Millionaire businessman Chris Liddell secretly pledged up to $80,000 to help Te Papa buy what it thought was Sir Peter Snell's historic 1964 Olympic Games singlet.

The Weekend Herald can reveal a number of new details behind the infamously cancelled auction for what was supposed to be Snell's double gold singlet from the Tokyo Games, including:

• Former Microsoft finance chief Liddell generously offered to double Te Papa's $80,000 budget to secure the winning bid;

• How Te Papa checked the singlet's condition but only questioned its authenticity after bidding;


• Te Papa knew Sir Peter's signature in the framed piece was a "reproduction", and the pictures were "downloaded from the internet".

The Weekend Herald has obtained over 500 pages of internal Te Papa communications through the Official Information Act, including text messages between chief executive Rick Ellis and Liddell - one of New Zealand's most successful businessmen.

Liddell, who helped engineer one of the biggest sharemarket listings in history - the US$23 billion float of General Motors in 2010 - is now an active philanthropist. He was interested in buying the three-time Olympic gold medal-winner's singlet and donating it to Te Papa to preserve a piece of New Zealand sporting history.

Emails reveal an unnamed contact at New Zealand Rugby helped connect Liddell with Te Papa, whose boss, former TVNZ chief Ellis, explained to museum colleagues "Chris was a contemporary of mine at Mt Albert Grammar".

Rather than bidding against each other, the parties agreed to join forces for a combined budget of $160,000 and went on to win with a bid of $122,500, plus a further $18,375 on a "buyer's premium".

"Hi Chris, we nailed it. $140k. Talk soon. Greatly appreciate your support. It made the difference. Rick," Ellis texted Liddell soon after the June 21 auction.

But nine days later, Cordy's auction house scrapped the whole thing after Te Papa questioned the singlet's authenticity.

Internal communications reveal Te Papa did not question the authenticity before the Government-funded museum prepared to bid - even though staff had spoken directly with original owner John Ashbolt and knew he'd added a reproduction of Snell's signature in the presentation frame along with three photographs he had downloaded.

Ashbolt agreed those facts were discussed with Te Papa and he still believes he owns Snell's authentic 1964 Games singlet.

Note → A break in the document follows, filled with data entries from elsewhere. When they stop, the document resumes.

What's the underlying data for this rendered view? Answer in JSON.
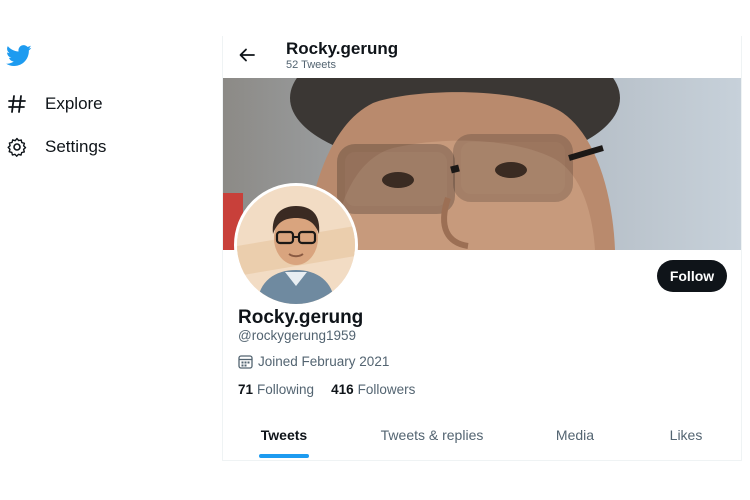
{
  "sidebar": {
    "logo": "twitter-bird-icon",
    "items": [
      {
        "icon": "hashtag-icon",
        "label": "Explore"
      },
      {
        "icon": "gear-icon",
        "label": "Settings"
      }
    ]
  },
  "header": {
    "back_icon": "arrow-left-icon",
    "name": "Rocky.gerung",
    "tweet_count": "52 Tweets"
  },
  "profile": {
    "name": "Rocky.gerung",
    "handle": "@rockygerung1959",
    "joined": "Joined February 2021",
    "following_count": "71",
    "following_label": "Following",
    "followers_count": "416",
    "followers_label": "Followers",
    "follow_label": "Follow"
  },
  "tabs": [
    "Tweets",
    "Tweets & replies",
    "Media",
    "Likes"
  ],
  "active_tab": "Tweets",
  "colors": {
    "accent": "#1d9bf0",
    "follow_button_bg": "#0f1419",
    "muted_text": "#536471"
  }
}
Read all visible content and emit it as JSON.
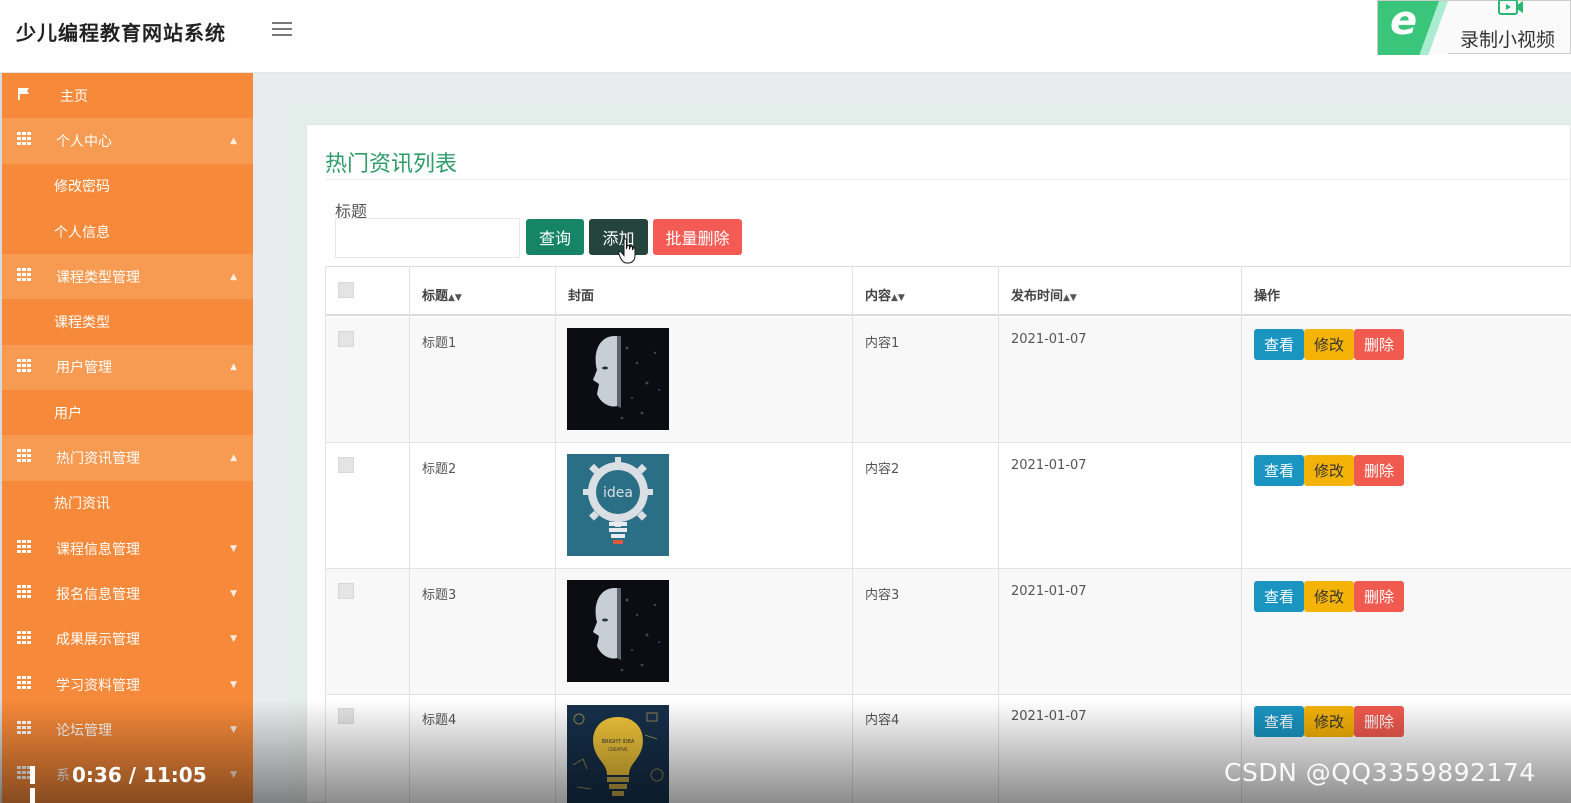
{
  "app": {
    "title": "少儿编程教育网站系统"
  },
  "recorder": {
    "label": "录制小视频"
  },
  "sidebar": {
    "items": [
      {
        "label": "主页",
        "kind": "top",
        "icon": "flag-icon"
      },
      {
        "label": "个人中心",
        "kind": "group",
        "expanded": true,
        "icon": "grid-icon"
      },
      {
        "label": "修改密码",
        "kind": "sub"
      },
      {
        "label": "个人信息",
        "kind": "sub"
      },
      {
        "label": "课程类型管理",
        "kind": "group",
        "expanded": true,
        "icon": "grid-icon"
      },
      {
        "label": "课程类型",
        "kind": "sub"
      },
      {
        "label": "用户管理",
        "kind": "group",
        "expanded": true,
        "icon": "grid-icon"
      },
      {
        "label": "用户",
        "kind": "sub"
      },
      {
        "label": "热门资讯管理",
        "kind": "group",
        "expanded": true,
        "icon": "grid-icon"
      },
      {
        "label": "热门资讯",
        "kind": "sub"
      },
      {
        "label": "课程信息管理",
        "kind": "group",
        "expanded": false,
        "icon": "grid-icon"
      },
      {
        "label": "报名信息管理",
        "kind": "group",
        "expanded": false,
        "icon": "grid-icon"
      },
      {
        "label": "成果展示管理",
        "kind": "group",
        "expanded": false,
        "icon": "grid-icon"
      },
      {
        "label": "学习资料管理",
        "kind": "group",
        "expanded": false,
        "icon": "grid-icon"
      },
      {
        "label": "论坛管理",
        "kind": "group",
        "expanded": false,
        "icon": "grid-icon"
      },
      {
        "label": "系",
        "kind": "group",
        "expanded": false,
        "icon": "grid-icon"
      }
    ]
  },
  "main": {
    "page_title": "热门资讯列表",
    "search": {
      "label": "标题",
      "value": "",
      "placeholder": ""
    },
    "buttons": {
      "query": "查询",
      "add": "添加",
      "batch_delete": "批量删除"
    },
    "table": {
      "headers": {
        "title": "标题",
        "cover": "封面",
        "content": "内容",
        "publish_time": "发布时间",
        "actions": "操作"
      },
      "rows": [
        {
          "title": "标题1",
          "cover": "robot-face-image",
          "content": "内容1",
          "publish_time": "2021-01-07"
        },
        {
          "title": "标题2",
          "cover": "idea-gear-bulb-image",
          "content": "内容2",
          "publish_time": "2021-01-07"
        },
        {
          "title": "标题3",
          "cover": "robot-face-image",
          "content": "内容3",
          "publish_time": "2021-01-07"
        },
        {
          "title": "标题4",
          "cover": "bulb-doodle-image",
          "content": "内容4",
          "publish_time": "2021-01-07"
        }
      ],
      "row_actions": {
        "view": "查看",
        "edit": "修改",
        "delete": "删除"
      }
    }
  },
  "video": {
    "time": "0:36 / 11:05",
    "watermark": "CSDN @QQ3359892174"
  },
  "colors": {
    "sidebar": "#f6893a",
    "accent_green": "#2d9d68",
    "query_button": "#168467",
    "add_button": "#25443c",
    "batch_delete_button": "#f55b55",
    "view_button": "#1a95c2",
    "edit_button": "#f5b308",
    "delete_button": "#f15a4f"
  }
}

Te Papa's due diligence did include a "condition report" from a consultant, but they admit the probe wasn't scoped to scrutinise whether the item was legitimate.

"The purpose of the Object Lab report was solely to look at the condition of the item - for example to look for stains, holes or damage - not to assess the singlet's authenticity," said a Te Papa spokeswoman.

"Te Papa is of the view that the parties came in to the sale in good faith, believing the item was authentic. We have not laid a complaint with police or Cordy's."

Te Papa said the event was "unfortunate" and they hoped to work with Liddell again.

"Chris Liddell's offer to support the singlet bid was incredibly generous. He is a proud Kiwi who obviously has a huge dedication to preserving New Zealand's heritage, and we look forward to working with him in the future," the spokeswoman said.

Liddell told the Weekend Herald he was disappointed the situation didn't work out.

"I was delighted to support Te Papa's bid for the Peter Snell singlet.

"It was disappointing for all parties when the sale was cancelled, but I passionately believe that icons of our heritage should remain in New Zealand, and be available to all New Zealanders."